→ **EXERCISE**
Filter the listing below, please, and copy only the lines with the word "link".

→ **EXTRACTED RECORDS**
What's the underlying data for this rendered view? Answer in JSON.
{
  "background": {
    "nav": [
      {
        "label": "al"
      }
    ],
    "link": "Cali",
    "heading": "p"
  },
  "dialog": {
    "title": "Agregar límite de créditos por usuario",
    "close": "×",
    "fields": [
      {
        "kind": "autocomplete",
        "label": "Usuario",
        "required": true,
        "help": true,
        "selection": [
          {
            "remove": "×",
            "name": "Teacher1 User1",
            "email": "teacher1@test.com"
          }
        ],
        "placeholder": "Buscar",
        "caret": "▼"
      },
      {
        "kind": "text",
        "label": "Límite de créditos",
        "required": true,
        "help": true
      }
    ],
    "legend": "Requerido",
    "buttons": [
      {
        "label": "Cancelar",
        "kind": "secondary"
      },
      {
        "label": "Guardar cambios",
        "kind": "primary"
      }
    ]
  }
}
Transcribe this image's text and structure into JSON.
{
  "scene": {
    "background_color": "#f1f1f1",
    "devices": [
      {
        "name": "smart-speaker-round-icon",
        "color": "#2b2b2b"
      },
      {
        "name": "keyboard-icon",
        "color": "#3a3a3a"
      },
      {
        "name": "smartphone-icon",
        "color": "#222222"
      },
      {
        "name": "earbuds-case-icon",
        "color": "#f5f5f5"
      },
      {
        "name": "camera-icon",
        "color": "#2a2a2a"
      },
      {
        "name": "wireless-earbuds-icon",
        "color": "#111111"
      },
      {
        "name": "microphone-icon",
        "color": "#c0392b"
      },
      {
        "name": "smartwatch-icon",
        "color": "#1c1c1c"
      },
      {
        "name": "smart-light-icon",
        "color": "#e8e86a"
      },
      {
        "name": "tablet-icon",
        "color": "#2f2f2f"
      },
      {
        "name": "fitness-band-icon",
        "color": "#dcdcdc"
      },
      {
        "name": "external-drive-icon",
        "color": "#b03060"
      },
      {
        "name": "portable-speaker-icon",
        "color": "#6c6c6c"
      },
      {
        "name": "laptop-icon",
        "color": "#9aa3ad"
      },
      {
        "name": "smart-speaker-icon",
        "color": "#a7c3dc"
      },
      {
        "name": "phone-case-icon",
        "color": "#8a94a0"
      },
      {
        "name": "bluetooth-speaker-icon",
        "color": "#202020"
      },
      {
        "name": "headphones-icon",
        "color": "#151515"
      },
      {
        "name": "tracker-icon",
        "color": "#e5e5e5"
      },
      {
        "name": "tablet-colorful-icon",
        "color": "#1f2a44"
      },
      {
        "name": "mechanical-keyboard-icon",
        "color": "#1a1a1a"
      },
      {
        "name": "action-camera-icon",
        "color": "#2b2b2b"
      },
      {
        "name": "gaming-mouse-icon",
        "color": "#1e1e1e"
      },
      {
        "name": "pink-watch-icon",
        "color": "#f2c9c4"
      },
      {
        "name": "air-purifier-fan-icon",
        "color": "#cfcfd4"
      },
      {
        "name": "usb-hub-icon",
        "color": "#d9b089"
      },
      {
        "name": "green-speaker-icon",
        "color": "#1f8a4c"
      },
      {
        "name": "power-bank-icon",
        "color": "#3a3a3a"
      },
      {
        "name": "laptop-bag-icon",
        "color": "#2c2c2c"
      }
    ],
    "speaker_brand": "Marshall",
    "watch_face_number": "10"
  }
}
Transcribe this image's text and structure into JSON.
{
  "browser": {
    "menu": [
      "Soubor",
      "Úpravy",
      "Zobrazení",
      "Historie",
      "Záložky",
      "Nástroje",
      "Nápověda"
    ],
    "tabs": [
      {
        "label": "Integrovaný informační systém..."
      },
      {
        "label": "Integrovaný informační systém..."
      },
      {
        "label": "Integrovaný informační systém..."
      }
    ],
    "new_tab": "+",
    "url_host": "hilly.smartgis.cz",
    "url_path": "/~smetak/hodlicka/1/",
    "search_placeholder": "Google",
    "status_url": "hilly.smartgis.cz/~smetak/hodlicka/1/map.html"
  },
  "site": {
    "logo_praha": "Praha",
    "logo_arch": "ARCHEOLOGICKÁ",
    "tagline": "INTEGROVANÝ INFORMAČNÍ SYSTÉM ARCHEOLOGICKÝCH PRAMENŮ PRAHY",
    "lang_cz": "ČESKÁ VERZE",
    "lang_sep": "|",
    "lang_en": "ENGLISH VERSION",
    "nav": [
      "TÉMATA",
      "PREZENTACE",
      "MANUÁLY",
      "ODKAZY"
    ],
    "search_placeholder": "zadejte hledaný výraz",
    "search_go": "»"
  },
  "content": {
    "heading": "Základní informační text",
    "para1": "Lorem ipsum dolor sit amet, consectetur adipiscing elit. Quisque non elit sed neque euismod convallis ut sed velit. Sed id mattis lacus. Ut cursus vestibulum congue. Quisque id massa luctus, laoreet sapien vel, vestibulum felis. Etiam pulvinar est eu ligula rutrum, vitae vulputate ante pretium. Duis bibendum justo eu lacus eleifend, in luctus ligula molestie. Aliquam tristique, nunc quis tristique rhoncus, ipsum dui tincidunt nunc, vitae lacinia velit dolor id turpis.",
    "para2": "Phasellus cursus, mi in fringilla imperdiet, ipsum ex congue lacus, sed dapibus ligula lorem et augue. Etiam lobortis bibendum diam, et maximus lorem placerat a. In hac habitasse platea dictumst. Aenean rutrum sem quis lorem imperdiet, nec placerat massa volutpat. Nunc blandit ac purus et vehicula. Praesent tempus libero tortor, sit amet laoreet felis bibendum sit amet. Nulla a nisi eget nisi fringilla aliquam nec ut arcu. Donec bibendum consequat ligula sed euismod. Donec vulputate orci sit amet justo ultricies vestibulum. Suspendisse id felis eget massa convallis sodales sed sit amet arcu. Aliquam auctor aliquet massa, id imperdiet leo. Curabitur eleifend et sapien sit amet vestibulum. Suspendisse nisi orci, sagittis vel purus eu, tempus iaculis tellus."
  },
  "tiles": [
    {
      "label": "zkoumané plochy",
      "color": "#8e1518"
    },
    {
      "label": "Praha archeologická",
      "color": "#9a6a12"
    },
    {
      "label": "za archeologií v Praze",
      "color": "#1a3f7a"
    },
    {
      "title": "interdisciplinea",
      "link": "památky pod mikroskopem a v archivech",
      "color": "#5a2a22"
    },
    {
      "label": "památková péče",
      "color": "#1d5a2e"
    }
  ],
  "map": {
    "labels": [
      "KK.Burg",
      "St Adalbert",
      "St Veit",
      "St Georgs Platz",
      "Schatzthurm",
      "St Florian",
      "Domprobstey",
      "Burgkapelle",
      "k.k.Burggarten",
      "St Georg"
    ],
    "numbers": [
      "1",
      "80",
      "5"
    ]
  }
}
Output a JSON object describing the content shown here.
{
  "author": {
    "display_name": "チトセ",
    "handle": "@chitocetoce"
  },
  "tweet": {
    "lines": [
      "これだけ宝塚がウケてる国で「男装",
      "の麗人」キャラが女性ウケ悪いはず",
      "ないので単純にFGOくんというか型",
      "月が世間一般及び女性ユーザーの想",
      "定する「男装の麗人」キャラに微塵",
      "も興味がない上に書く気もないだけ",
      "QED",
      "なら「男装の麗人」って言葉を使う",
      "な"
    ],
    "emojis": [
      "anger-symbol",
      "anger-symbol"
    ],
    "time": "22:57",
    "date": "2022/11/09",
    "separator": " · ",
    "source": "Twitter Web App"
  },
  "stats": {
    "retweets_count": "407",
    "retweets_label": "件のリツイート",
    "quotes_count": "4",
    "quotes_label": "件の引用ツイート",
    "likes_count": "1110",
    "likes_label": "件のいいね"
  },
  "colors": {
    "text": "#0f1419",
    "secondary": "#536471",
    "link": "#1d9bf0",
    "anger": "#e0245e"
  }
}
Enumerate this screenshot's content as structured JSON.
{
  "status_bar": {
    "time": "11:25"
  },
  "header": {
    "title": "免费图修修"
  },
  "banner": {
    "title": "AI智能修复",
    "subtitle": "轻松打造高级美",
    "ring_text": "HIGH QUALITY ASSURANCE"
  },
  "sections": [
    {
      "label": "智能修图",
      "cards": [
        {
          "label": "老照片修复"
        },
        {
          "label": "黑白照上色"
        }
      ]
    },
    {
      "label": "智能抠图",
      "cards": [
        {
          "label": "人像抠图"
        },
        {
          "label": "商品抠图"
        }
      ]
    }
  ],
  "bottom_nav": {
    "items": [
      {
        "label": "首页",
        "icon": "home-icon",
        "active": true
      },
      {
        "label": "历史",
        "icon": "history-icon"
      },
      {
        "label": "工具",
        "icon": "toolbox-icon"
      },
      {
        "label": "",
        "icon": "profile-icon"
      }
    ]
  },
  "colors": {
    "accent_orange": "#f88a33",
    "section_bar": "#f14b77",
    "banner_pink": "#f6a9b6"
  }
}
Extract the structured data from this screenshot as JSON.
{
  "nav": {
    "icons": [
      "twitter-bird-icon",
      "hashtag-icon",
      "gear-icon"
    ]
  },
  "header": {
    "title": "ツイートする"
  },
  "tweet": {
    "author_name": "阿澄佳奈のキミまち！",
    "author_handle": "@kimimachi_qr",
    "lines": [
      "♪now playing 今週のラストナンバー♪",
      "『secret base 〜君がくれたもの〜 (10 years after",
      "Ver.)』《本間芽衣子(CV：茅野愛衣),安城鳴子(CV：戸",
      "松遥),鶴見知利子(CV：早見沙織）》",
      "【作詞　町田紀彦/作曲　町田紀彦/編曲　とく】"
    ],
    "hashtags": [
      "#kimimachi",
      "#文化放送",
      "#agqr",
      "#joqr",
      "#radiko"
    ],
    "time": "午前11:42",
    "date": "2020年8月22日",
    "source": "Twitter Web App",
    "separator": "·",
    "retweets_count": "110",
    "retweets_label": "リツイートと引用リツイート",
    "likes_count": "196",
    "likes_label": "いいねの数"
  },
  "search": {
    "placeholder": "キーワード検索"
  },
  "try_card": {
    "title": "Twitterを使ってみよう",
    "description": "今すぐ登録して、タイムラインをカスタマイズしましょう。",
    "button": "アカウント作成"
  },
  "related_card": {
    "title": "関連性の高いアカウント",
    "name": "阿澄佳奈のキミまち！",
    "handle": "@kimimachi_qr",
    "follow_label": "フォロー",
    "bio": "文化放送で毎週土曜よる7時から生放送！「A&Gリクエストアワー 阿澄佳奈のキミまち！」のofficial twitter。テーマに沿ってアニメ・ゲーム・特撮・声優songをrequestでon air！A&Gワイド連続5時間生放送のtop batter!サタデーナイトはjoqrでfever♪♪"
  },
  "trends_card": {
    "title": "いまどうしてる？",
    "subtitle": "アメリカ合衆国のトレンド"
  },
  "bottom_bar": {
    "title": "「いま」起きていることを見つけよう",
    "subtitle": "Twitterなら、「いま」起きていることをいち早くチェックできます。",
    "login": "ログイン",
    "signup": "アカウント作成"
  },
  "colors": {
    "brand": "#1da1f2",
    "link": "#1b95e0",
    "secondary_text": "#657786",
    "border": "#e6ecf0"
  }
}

→ **SOLUTION TO THIS EXERCISE**
    "link": "Cali",
      "link": "památky pod mikroskopem a v archivech",
    "link": "#1d9bf0",
    "link": "#1b95e0",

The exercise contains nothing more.